Political campaigns keep getting uglierPublished 10:13am Friday, October 19, 2012
Column: Notes From Home
I reach into the mailbox, hoping, hoping it will be a good day, but no, once more the words and pictures scream at me.
“He’s our anti-tax hero!” and “She’s a big-spending liberal!”
Disbelief mixed with nausea is the only reaction possible as I reach out to open the front door, only to recoil as I see what’s been stuffed onto the doorknob.
“She believes in fairness and justice!” and “He’s sold his soul to the corporations!”
All sides are guilty of exaggerations and selective revelation of the real stories.
Like many other residents of southern Minnesota who are part of the Legislative district currently represented by Rep. Rich Murray, I have been getting a lot of fliers in the mail or attached to the front door. Some are actually from Murray’s or Shannon Savick’s campaigns. Many of them, however, appear “on behalf” of Murray or Savick, with pictures and text praising one of the two politicians on one side and attacking the opponent on the other.
No surprise that I am weary of the negativity. No surprise either that I haven’t started a collection; most of the fliers and brochures go right from the mailbox (or doorknob) into the garbage can. But weariness on the part of voters doesn’t appear to register with those responsible for these campaign materials.
The people planning and sustaining political campaigns know that going negative works. And because of the way our campaign laws and regulations are set up, those responsible for the negativity often don’t work for the official campaigns. They don’t need to tell us who gives them money, if it’s a campaign for Congress or the presidency. Even the candidates themselves aren’t able to do anything to influence the flow of mailings.
As bad as it is here, for those living in the 6th and 8th Congressional Districts, the situation is even uglier. The reason? According to some politicians and a majority of justices on the U.S. Supreme Court, corporate entities — multinational manufacturers, financial conglomerates, non-profit “educational” organizations and labor unions — are all legally “people,” with the same rights to speech as biological people, and are therefore free to spend as much as they can afford to support their preferred candidates.

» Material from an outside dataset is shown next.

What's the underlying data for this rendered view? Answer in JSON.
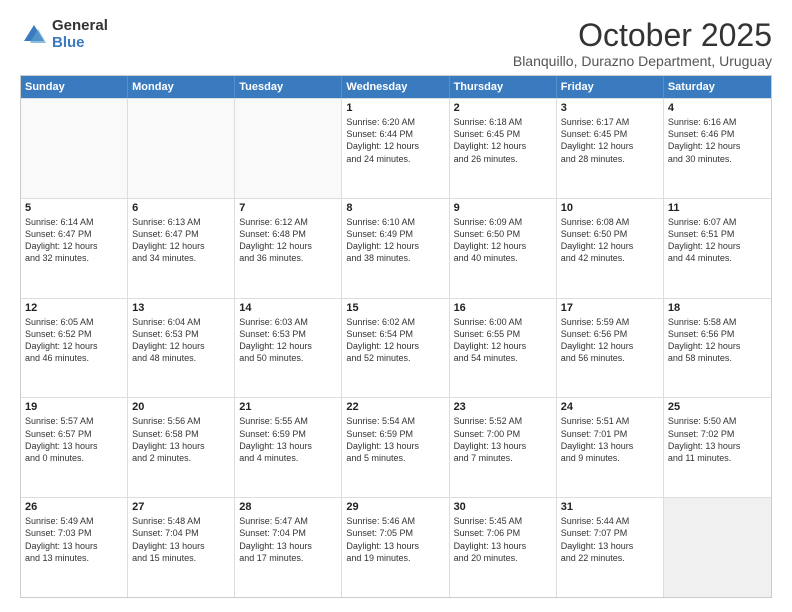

The only stipulation that governs their spending is that they can’t just give limitless amounts of cash to candidates directly. They have to spend those dollars on their own activities. And so far, these corporate entities have spent hundreds of millions of dollars on the 2012 election, at state and national levels, buying a plethora of advertisements — mostly negative — on TV, on radio, via email, via websites and in the mail.
This is a problem for American democracy. The risk here goes beyond just the appearance that the election is being bought. It could mean the election actually is being bought through the overwhelming influence all that money enables. Whoever has the most money will be able to speak loudest, splattering the candidates they want to block with so much sh . . . mud, that the ones they support will appear as candles in the dark — even if the glow really comes from their demon-possessed souls.
On the other hand, what if the millions of dollars are spent on more positive messages? Unlimited cash from corporate entities will easily swamp the airwaves (and mailboxes and doorknobs) with words and images of their own candidates. If those entities are “people” then they are also Goliaths, with access to resources no biological person has.
Here’s a troubling question: What’s the real difference between a campaign run by corporate entities (who’ve bought up all the available air time and billboards) and political campaigns in countries like Venezuela or Russia, with the government and its oligarchs running all the media, and the only parties allowed access are the ones that support the government’s policies? Not much that I can see.
David Rask Behling teaches at Waldorf College in Forest City, Iowa, and lives with his wife and children in Albert Lea.